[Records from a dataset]
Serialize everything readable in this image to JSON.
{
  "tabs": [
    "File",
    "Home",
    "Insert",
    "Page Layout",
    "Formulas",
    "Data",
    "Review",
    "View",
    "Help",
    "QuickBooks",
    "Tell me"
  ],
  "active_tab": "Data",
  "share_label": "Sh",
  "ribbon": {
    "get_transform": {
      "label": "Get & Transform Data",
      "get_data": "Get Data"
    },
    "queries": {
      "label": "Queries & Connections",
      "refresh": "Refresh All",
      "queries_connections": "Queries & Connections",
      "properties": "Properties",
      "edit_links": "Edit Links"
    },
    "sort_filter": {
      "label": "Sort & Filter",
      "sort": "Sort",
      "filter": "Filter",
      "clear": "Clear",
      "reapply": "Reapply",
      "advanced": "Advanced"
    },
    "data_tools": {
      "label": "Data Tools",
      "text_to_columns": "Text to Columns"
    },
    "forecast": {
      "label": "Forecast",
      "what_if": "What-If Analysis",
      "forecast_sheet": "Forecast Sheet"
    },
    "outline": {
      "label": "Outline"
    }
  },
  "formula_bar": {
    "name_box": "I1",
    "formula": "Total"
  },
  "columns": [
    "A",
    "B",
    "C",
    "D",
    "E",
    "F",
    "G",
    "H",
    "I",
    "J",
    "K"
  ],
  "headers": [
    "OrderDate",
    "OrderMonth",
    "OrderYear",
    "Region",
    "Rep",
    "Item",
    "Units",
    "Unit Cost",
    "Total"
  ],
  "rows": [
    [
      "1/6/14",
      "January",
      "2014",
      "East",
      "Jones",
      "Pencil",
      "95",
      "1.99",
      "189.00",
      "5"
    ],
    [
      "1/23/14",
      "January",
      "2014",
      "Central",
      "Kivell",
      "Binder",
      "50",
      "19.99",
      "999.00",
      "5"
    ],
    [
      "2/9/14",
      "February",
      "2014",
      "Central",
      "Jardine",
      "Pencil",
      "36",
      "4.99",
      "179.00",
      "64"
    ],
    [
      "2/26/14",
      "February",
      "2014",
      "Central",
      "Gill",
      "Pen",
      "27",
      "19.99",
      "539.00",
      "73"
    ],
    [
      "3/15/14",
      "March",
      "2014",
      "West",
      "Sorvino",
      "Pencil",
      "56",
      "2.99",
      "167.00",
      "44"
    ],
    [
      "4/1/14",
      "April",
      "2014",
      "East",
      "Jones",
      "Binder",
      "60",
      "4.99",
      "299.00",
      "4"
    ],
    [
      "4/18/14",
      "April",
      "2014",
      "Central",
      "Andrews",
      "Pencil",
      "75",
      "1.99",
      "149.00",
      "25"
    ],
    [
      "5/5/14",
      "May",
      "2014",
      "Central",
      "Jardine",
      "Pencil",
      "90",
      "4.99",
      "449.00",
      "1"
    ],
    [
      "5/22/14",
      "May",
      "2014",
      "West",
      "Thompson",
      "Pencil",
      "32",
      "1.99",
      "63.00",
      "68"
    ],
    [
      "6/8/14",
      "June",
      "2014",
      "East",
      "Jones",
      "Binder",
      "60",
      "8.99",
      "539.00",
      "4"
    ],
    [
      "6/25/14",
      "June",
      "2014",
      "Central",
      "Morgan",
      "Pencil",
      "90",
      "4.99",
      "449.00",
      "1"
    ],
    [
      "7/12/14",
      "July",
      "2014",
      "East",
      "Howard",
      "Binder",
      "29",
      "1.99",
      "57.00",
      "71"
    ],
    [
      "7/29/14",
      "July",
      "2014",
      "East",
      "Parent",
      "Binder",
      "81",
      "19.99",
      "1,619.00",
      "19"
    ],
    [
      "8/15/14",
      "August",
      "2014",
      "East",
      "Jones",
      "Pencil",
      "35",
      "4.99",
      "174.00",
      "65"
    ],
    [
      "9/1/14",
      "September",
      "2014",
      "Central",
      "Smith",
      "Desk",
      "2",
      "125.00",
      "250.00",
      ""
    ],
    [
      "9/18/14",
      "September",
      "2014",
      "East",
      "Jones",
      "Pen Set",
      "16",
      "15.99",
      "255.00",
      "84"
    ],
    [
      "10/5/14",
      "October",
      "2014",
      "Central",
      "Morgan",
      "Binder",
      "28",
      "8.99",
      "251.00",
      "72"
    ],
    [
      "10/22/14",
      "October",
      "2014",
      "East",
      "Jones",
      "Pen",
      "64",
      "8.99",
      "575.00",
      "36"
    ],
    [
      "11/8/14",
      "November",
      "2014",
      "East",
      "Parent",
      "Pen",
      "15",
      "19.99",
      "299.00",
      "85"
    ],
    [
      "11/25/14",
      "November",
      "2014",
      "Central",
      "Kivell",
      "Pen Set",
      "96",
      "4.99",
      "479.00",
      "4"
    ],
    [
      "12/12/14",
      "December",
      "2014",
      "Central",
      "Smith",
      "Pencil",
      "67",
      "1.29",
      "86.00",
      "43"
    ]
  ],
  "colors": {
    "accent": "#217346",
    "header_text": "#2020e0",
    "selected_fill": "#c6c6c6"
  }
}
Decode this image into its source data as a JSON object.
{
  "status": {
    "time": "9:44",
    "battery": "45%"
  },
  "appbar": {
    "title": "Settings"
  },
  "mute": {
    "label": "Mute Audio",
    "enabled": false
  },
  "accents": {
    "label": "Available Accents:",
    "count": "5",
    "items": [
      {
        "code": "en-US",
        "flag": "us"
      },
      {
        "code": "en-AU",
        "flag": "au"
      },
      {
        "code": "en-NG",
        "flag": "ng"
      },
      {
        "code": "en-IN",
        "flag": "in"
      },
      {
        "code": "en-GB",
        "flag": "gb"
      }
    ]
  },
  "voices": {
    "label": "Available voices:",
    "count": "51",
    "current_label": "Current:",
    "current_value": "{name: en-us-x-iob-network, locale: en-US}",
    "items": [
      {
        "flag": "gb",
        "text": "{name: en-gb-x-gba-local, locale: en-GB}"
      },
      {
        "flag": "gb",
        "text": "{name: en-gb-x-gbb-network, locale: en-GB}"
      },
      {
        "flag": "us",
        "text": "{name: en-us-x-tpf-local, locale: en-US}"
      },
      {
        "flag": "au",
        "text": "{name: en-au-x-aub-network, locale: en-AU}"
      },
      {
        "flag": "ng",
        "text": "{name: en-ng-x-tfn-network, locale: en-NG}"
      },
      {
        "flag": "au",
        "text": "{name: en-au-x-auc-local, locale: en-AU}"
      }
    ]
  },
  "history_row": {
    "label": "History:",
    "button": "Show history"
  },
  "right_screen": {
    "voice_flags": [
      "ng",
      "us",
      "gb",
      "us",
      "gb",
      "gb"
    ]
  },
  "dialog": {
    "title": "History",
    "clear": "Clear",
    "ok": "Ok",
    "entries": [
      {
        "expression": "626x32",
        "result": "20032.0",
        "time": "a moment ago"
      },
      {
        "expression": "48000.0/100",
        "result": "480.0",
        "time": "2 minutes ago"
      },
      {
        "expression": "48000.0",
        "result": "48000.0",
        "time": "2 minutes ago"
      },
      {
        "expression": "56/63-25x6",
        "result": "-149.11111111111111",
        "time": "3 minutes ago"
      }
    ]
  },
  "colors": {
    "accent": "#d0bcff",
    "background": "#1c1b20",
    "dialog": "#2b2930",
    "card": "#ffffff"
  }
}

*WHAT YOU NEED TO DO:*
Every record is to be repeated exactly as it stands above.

*EXERCISE RESPONSE:*
Serialize everything readable in this image to JSON.
{
  "tabs": [
    "File",
    "Home",
    "Insert",
    "Page Layout",
    "Formulas",
    "Data",
    "Review",
    "View",
    "Help",
    "QuickBooks",
    "Tell me"
  ],
  "active_tab": "Data",
  "share_label": "Sh",
  "ribbon": {
    "get_transform": {
      "label": "Get & Transform Data",
      "get_data": "Get Data"
    },
    "queries": {
      "label": "Queries & Connections",
      "refresh": "Refresh All",
      "queries_connections": "Queries & Connections",
      "properties": "Properties",
      "edit_links": "Edit Links"
    },
    "sort_filter": {
      "label": "Sort & Filter",
      "sort": "Sort",
      "filter": "Filter",
      "clear": "Clear",
      "reapply": "Reapply",
      "advanced": "Advanced"
    },
    "data_tools": {
      "label": "Data Tools",
      "text_to_columns": "Text to Columns"
    },
    "forecast": {
      "label": "Forecast",
      "what_if": "What-If Analysis",
      "forecast_sheet": "Forecast Sheet"
    },
    "outline": {
      "label": "Outline"
    }
  },
  "formula_bar": {
    "name_box": "I1",
    "formula": "Total"
  },
  "columns": [
    "A",
    "B",
    "C",
    "D",
    "E",
    "F",
    "G",
    "H",
    "I",
    "J",
    "K"
  ],
  "headers": [
    "OrderDate",
    "OrderMonth",
    "OrderYear",
    "Region",
    "Rep",
    "Item",
    "Units",
    "Unit Cost",
    "Total"
  ],
  "rows": [
    [
      "1/6/14",
      "January",
      "2014",
      "East",
      "Jones",
      "Pencil",
      "95",
      "1.99",
      "189.00",
      "5"
    ],
    [
      "1/23/14",
      "January",
      "2014",
      "Central",
      "Kivell",
      "Binder",
      "50",
      "19.99",
      "999.00",
      "5"
    ],
    [
      "2/9/14",
      "February",
      "2014",
      "Central",
      "Jardine",
      "Pencil",
      "36",
      "4.99",
      "179.00",
      "64"
    ],
    [
      "2/26/14",
      "February",
      "2014",
      "Central",
      "Gill",
      "Pen",
      "27",
      "19.99",
      "539.00",
      "73"
    ],
    [
      "3/15/14",
      "March",
      "2014",
      "West",
      "Sorvino",
      "Pencil",
      "56",
      "2.99",
      "167.00",
      "44"
    ],
    [
      "4/1/14",
      "April",
      "2014",
      "East",
      "Jones",
      "Binder",
      "60",
      "4.99",
      "299.00",
      "4"
    ],
    [
      "4/18/14",
      "April",
      "2014",
      "Central",
      "Andrews",
      "Pencil",
      "75",
      "1.99",
      "149.00",
      "25"
    ],
    [
      "5/5/14",
      "May",
      "2014",
      "Central",
      "Jardine",
      "Pencil",
      "90",
      "4.99",
      "449.00",
      "1"
    ],
    [
      "5/22/14",
      "May",
      "2014",
      "West",
      "Thompson",
      "Pencil",
      "32",
      "1.99",
      "63.00",
      "68"
    ],
    [
      "6/8/14",
      "June",
      "2014",
      "East",
      "Jones",
      "Binder",
      "60",
      "8.99",
      "539.00",
      "4"
    ],
    [
      "6/25/14",
      "June",
      "2014",
      "Central",
      "Morgan",
      "Pencil",
      "90",
      "4.99",
      "449.00",
      "1"
    ],
    [
      "7/12/14",
      "July",
      "2014",
      "East",
      "Howard",
      "Binder",
      "29",
      "1.99",
      "57.00",
      "71"
    ],
    [
      "7/29/14",
      "July",
      "2014",
      "East",
      "Parent",
      "Binder",
      "81",
      "19.99",
      "1,619.00",
      "19"
    ],
    [
      "8/15/14",
      "August",
      "2014",
      "East",
      "Jones",
      "Pencil",
      "35",
      "4.99",
      "174.00",
      "65"
    ],
    [
      "9/1/14",
      "September",
      "2014",
      "Central",
      "Smith",
      "Desk",
      "2",
      "125.00",
      "250.00",
      ""
    ],
    [
      "9/18/14",
      "September",
      "2014",
      "East",
      "Jones",
      "Pen Set",
      "16",
      "15.99",
      "255.00",
      "84"
    ],
    [
      "10/5/14",
      "October",
      "2014",
      "Central",
      "Morgan",
      "Binder",
      "28",
      "8.99",
      "251.00",
      "72"
    ],
    [
      "10/22/14",
      "October",
      "2014",
      "East",
      "Jones",
      "Pen",
      "64",
      "8.99",
      "575.00",
      "36"
    ],
    [
      "11/8/14",
      "November",
      "2014",
      "East",
      "Parent",
      "Pen",
      "15",
      "19.99",
      "299.00",
      "85"
    ],
    [
      "11/25/14",
      "November",
      "2014",
      "Central",
      "Kivell",
      "Pen Set",
      "96",
      "4.99",
      "479.00",
      "4"
    ],
    [
      "12/12/14",
      "December",
      "2014",
      "Central",
      "Smith",
      "Pencil",
      "67",
      "1.29",
      "86.00",
      "43"
    ]
  ],
  "colors": {
    "accent": "#217346",
    "header_text": "#2020e0",
    "selected_fill": "#c6c6c6"
  }
}
Decode this image into its source data as a JSON object.
{
  "status": {
    "time": "9:44",
    "battery": "45%"
  },
  "appbar": {
    "title": "Settings"
  },
  "mute": {
    "label": "Mute Audio",
    "enabled": false
  },
  "accents": {
    "label": "Available Accents:",
    "count": "5",
    "items": [
      {
        "code": "en-US",
        "flag": "us"
      },
      {
        "code": "en-AU",
        "flag": "au"
      },
      {
        "code": "en-NG",
        "flag": "ng"
      },
      {
        "code": "en-IN",
        "flag": "in"
      },
      {
        "code": "en-GB",
        "flag": "gb"
      }
    ]
  },
  "voices": {
    "label": "Available voices:",
    "count": "51",
    "current_label": "Current:",
    "current_value": "{name: en-us-x-iob-network, locale: en-US}",
    "items": [
      {
        "flag": "gb",
        "text": "{name: en-gb-x-gba-local, locale: en-GB}"
      },
      {
        "flag": "gb",
        "text": "{name: en-gb-x-gbb-network, locale: en-GB}"
      },
      {
        "flag": "us",
        "text": "{name: en-us-x-tpf-local, locale: en-US}"
      },
      {
        "flag": "au",
        "text": "{name: en-au-x-aub-network, locale: en-AU}"
      },
      {
        "flag": "ng",
        "text": "{name: en-ng-x-tfn-network, locale: en-NG}"
      },
      {
        "flag": "au",
        "text": "{name: en-au-x-auc-local, locale: en-AU}"
      }
    ]
  },
  "history_row": {
    "label": "History:",
    "button": "Show history"
  },
  "right_screen": {
    "voice_flags": [
      "ng",
      "us",
      "gb",
      "us",
      "gb",
      "gb"
    ]
  },
  "dialog": {
    "title": "History",
    "clear": "Clear",
    "ok": "Ok",
    "entries": [
      {
        "expression": "626x32",
        "result": "20032.0",
        "time": "a moment ago"
      },
      {
        "expression": "48000.0/100",
        "result": "480.0",
        "time": "2 minutes ago"
      },
      {
        "expression": "48000.0",
        "result": "48000.0",
        "time": "2 minutes ago"
      },
      {
        "expression": "56/63-25x6",
        "result": "-149.11111111111111",
        "time": "3 minutes ago"
      }
    ]
  },
  "colors": {
    "accent": "#d0bcff",
    "background": "#1c1b20",
    "dialog": "#2b2930",
    "card": "#ffffff"
  }
}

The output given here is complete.